It’s literally an anti-capitalist marketplace, crammed to the gills with people selling books, t‑shirts, pins and paraphenilia. It’s a weird, vibrant mirror of a county craft fair, complete with live music, hidden bottles of booze and a snack booth (vegan, organic and sustainable, we are told). And why not? Anarchists need to eat, same as everyone else. The clothes are fashionably ragged, instead of old and faded. The patches are silkscreened with black instead of embroidered in red white and blue. There are cupcakes. When the police stop by to let the organizers know that the skinhead rally has been broken up, they get booed.
Capitalism is on the run, have you heard? The Financial Times is running a whole series on what comes next.
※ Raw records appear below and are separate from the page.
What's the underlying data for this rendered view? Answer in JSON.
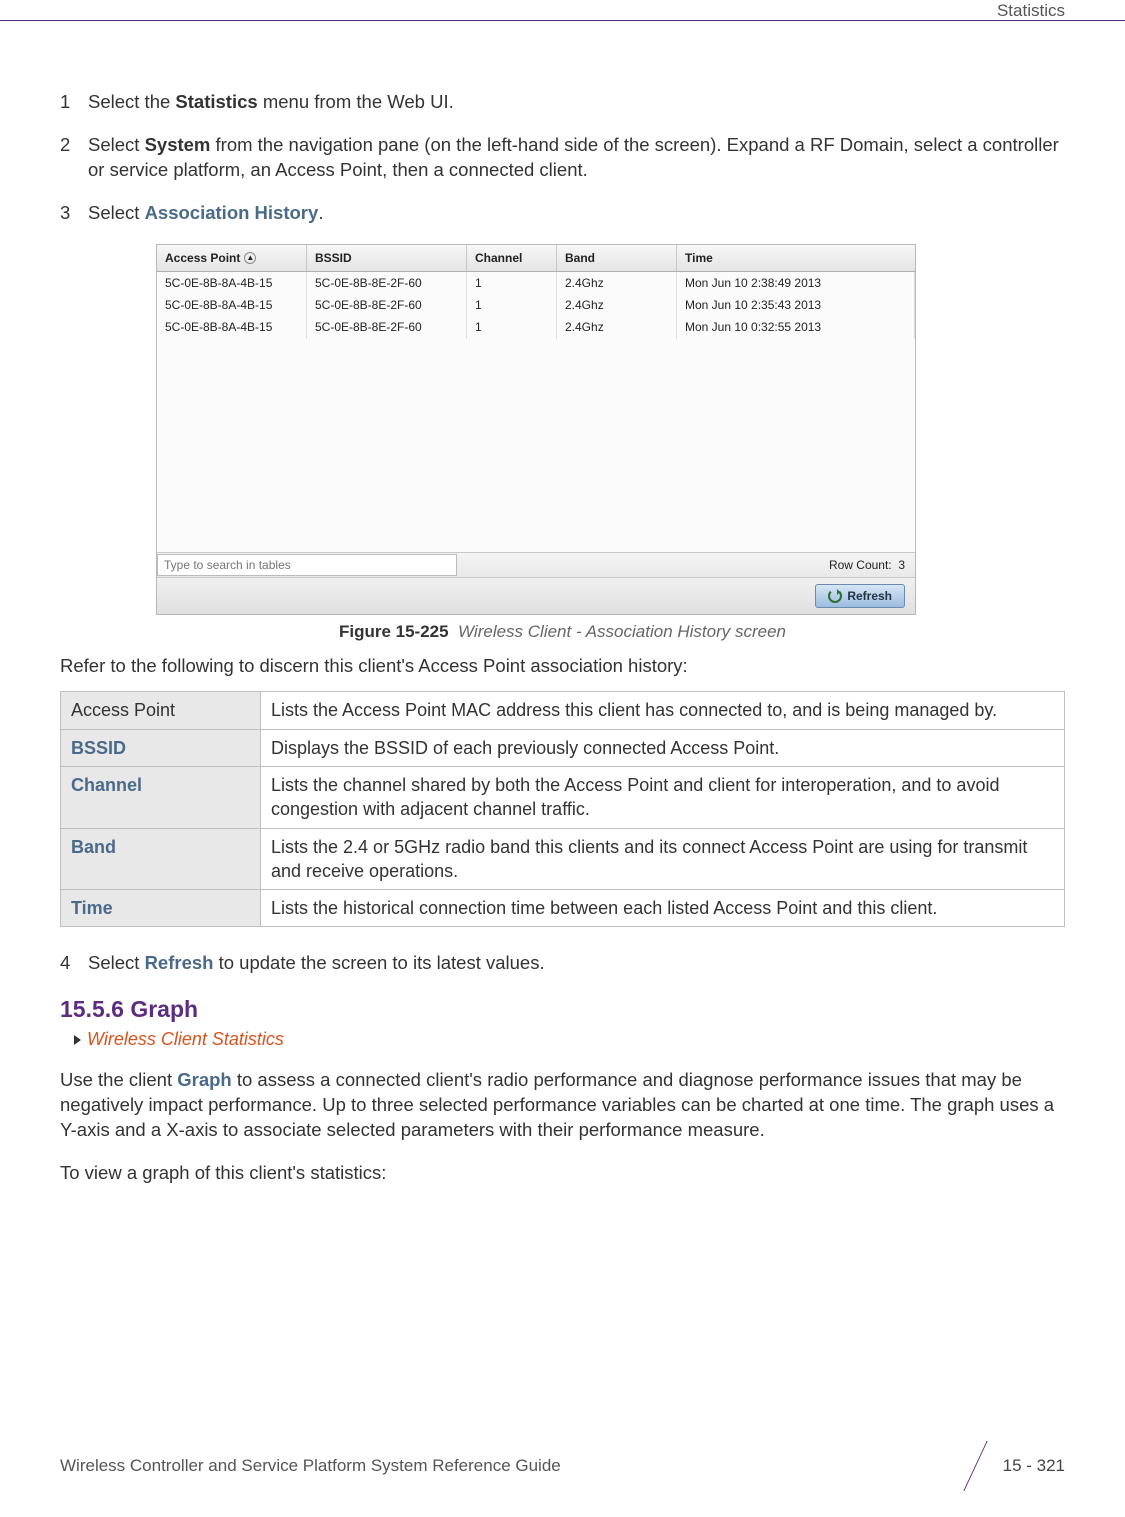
{
  "header": {
    "section_label": "Statistics"
  },
  "steps": [
    {
      "pre": "Select the ",
      "kw": "Statistics",
      "post": " menu from the Web UI.",
      "kw_style": "kw"
    },
    {
      "pre": "Select ",
      "kw": "System",
      "post": " from the navigation pane (on the left-hand side of the screen). Expand a RF Domain, select a controller or service platform, an Access Point, then a connected client.",
      "kw_style": "kw"
    },
    {
      "pre": "Select ",
      "kw": "Association History",
      "post": ".",
      "kw_style": "kw-blue"
    }
  ],
  "fig_table": {
    "columns": [
      "Access Point",
      "BSSID",
      "Channel",
      "Band",
      "Time"
    ],
    "rows": [
      {
        "ap": "5C-0E-8B-8A-4B-15",
        "bssid": "5C-0E-8B-8E-2F-60",
        "channel": "1",
        "band": "2.4Ghz",
        "time": "Mon Jun 10 2:38:49 2013"
      },
      {
        "ap": "5C-0E-8B-8A-4B-15",
        "bssid": "5C-0E-8B-8E-2F-60",
        "channel": "1",
        "band": "2.4Ghz",
        "time": "Mon Jun 10 2:35:43 2013"
      },
      {
        "ap": "5C-0E-8B-8A-4B-15",
        "bssid": "5C-0E-8B-8E-2F-60",
        "channel": "1",
        "band": "2.4Ghz",
        "time": "Mon Jun 10 0:32:55 2013"
      }
    ],
    "search_placeholder": "Type to search in tables",
    "rowcount_label": "Row Count:",
    "rowcount_value": "3",
    "refresh_label": "Refresh"
  },
  "figure_caption": {
    "number": "Figure 15-225",
    "title": "Wireless Client - Association History screen"
  },
  "intro_para": "Refer to the following to discern this client's Access Point association history:",
  "desc_table": [
    {
      "term": "Access Point",
      "desc": "Lists the Access Point MAC address this client has connected to, and is being managed by."
    },
    {
      "term": "BSSID",
      "desc": "Displays the BSSID of each previously connected Access Point."
    },
    {
      "term": "Channel",
      "desc": "Lists the channel shared by both the Access Point and client for interoperation, and to avoid congestion with adjacent channel traffic."
    },
    {
      "term": "Band",
      "desc": "Lists the 2.4 or 5GHz radio band this clients and its connect Access Point are using for transmit and receive operations."
    },
    {
      "term": "Time",
      "desc": "Lists the historical connection time between each listed Access Point and this client."
    }
  ],
  "step4": {
    "num": "4",
    "pre": "Select ",
    "kw": "Refresh",
    "post": " to update the screen to its latest values."
  },
  "section": {
    "heading": "15.5.6 Graph",
    "breadcrumb": "Wireless Client Statistics",
    "para1_pre": "Use the client ",
    "para1_kw": "Graph",
    "para1_post": " to assess a connected client's radio performance and diagnose performance issues that may be negatively impact performance. Up to three selected performance variables can be charted at one time. The graph uses a Y-axis and a X-axis to associate selected parameters with their performance measure.",
    "para2": "To view a graph of this client's statistics:"
  },
  "footer": {
    "doc_title": "Wireless Controller and Service Platform System Reference Guide",
    "page": "15 - 321"
  }
}
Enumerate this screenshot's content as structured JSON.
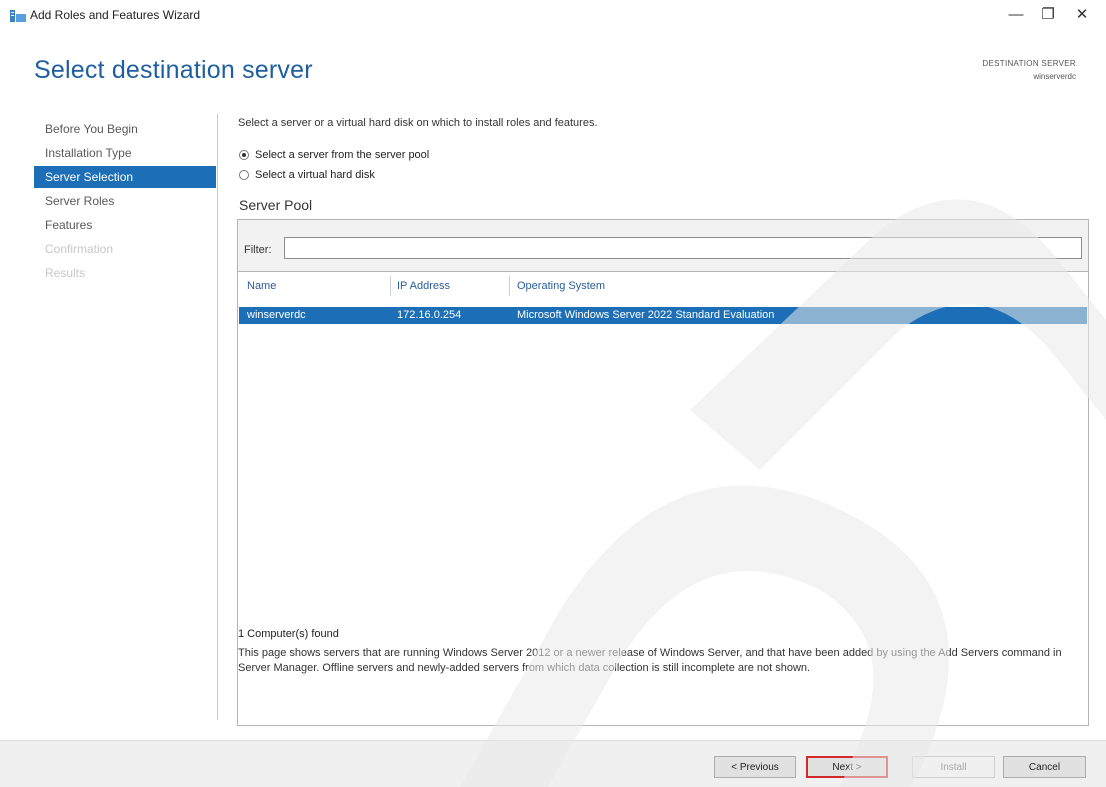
{
  "window": {
    "title": "Add Roles and Features Wizard",
    "minimize_glyph": "—",
    "maximize_glyph": "❐",
    "close_glyph": "✕"
  },
  "header": {
    "page_title": "Select destination server",
    "destination_label": "DESTINATION SERVER",
    "destination_value": "winserverdc"
  },
  "nav": {
    "items": [
      {
        "label": "Before You Begin",
        "state": "normal"
      },
      {
        "label": "Installation Type",
        "state": "normal"
      },
      {
        "label": "Server Selection",
        "state": "active"
      },
      {
        "label": "Server Roles",
        "state": "normal"
      },
      {
        "label": "Features",
        "state": "normal"
      },
      {
        "label": "Confirmation",
        "state": "disabled"
      },
      {
        "label": "Results",
        "state": "disabled"
      }
    ]
  },
  "main": {
    "intro": "Select a server or a virtual hard disk on which to install roles and features.",
    "options": [
      {
        "label": "Select a server from the server pool",
        "checked": true
      },
      {
        "label": "Select a virtual hard disk",
        "checked": false
      }
    ],
    "pool_title": "Server Pool",
    "filter_label": "Filter:",
    "filter_value": "",
    "columns": [
      "Name",
      "IP Address",
      "Operating System"
    ],
    "rows": [
      {
        "name": "winserverdc",
        "ip": "172.16.0.254",
        "os": "Microsoft Windows Server 2022 Standard Evaluation",
        "selected": true
      }
    ],
    "found_text": "1 Computer(s) found",
    "note": "This page shows servers that are running Windows Server 2012 or a newer release of Windows Server, and that have been added by using the Add Servers command in Server Manager. Offline servers and newly-added servers from which data collection is still incomplete are not shown."
  },
  "footer": {
    "previous": "< Previous",
    "next": "Next >",
    "install": "Install",
    "cancel": "Cancel"
  },
  "colors": {
    "accent": "#1c6fb7",
    "title_blue": "#1f5fa0",
    "highlight_border": "#d22a2a"
  },
  "icons": [
    "server-manager-icon",
    "minimize-icon",
    "maximize-icon",
    "close-icon"
  ]
}
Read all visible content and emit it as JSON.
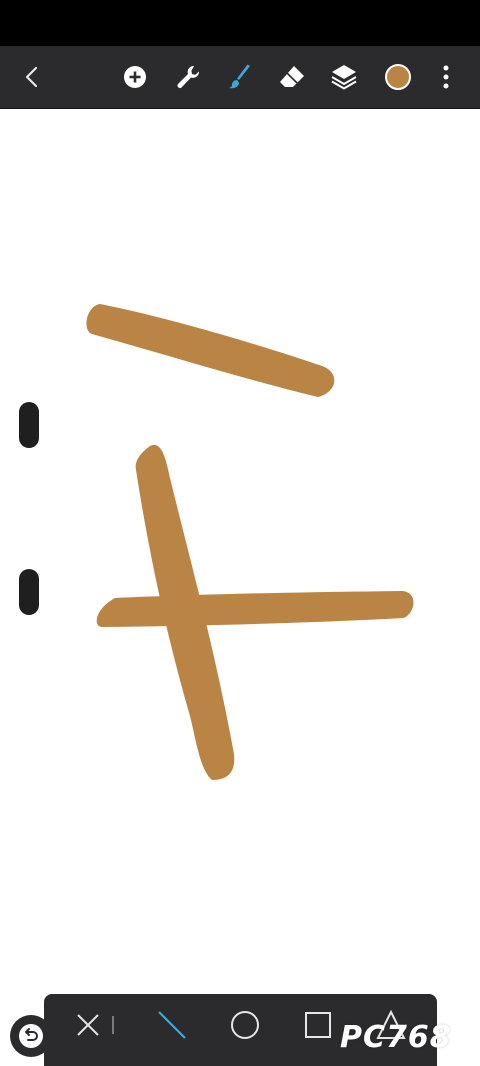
{
  "app": {
    "status_bar_color": "#000000",
    "toolbar_color": "#2b2b2d",
    "brush_color": "#ba8445",
    "active_tool_color": "#3ea7d8"
  },
  "toolbar": {
    "icons": [
      "back-icon",
      "add-icon",
      "wrench-icon",
      "brush-icon",
      "eraser-icon",
      "layers-icon",
      "color-swatch",
      "more-icon"
    ]
  },
  "shapes_bar": {
    "icons": [
      "close-icon",
      "divider",
      "line-icon",
      "ellipse-icon",
      "rectangle-icon",
      "polygon-icon"
    ],
    "active": "line-icon"
  },
  "watermark": {
    "text": "PC768"
  }
}
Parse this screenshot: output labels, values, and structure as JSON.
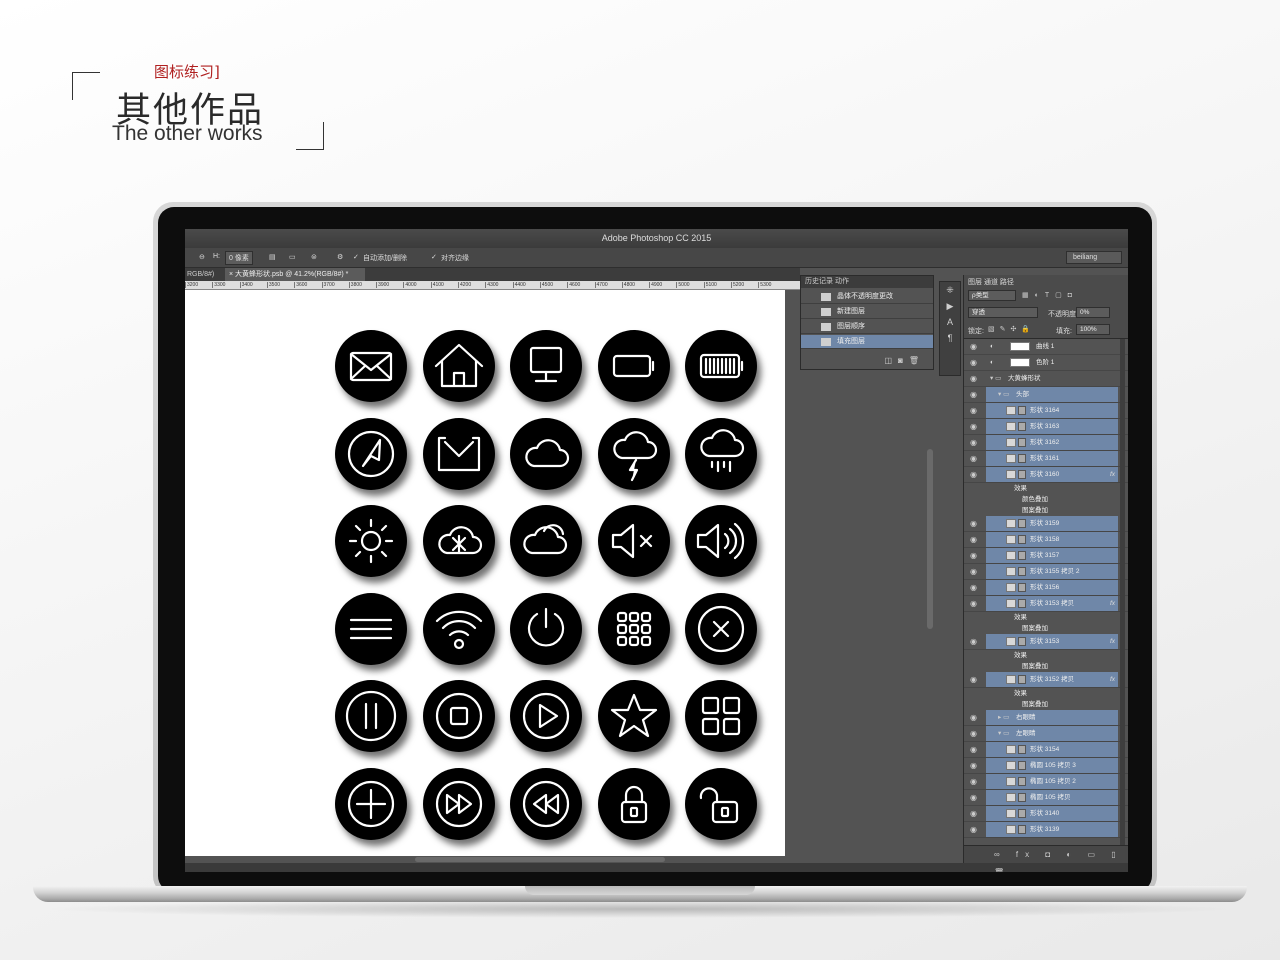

I wonder what the fair will feel like this year. What will the mood be? Triumphant told-you-sos? Gleeful excitement at the opportunities for effecting change? Will there be the same cold worry that the rest of us feel, that the collapse might be real and total and we might not get back up? I’ve met them. When they aren’t writing autonomous anti-oppressive zines, they work in the service industry. They don’t have severance packages, they have 2 weeks notice. And they are living paycheque to paycheque or worse. How many anarchists will look in their wallets and decide they can’t make the trip this year, due to the impending collapse of capitalism.
Does it sound like I am making fun of these contradictions? I assure you I am not. It’s these kinds of barely held tensions that keep a movement alive and dynamic. And we need a vibrant anarchism. We need one that is not caught up in internal struggles of self-definition and specialist rhetoric. Come what may, there is a lot of work that needs doing that doesn’t necessarily get done by businesses anymore. The more people offering solutions, the more likely it is that one gets found.
Who am I kidding? The answer to the Financial Times’ question is probably “more capitalism”.
The Anarchist Bookfair collective affirms and promotes values of mutual aid, direct democracy, anti-authoritarianism, autonomy and solidarity. We reiterate our opposition to capitalism, imperialism, patriarchy, heterosexism, racism, colonialism, statism and all other forms of oppression; we will not accept anyone to participate in the Anarchist Bookfair that perpetuates or promotes these attitudes.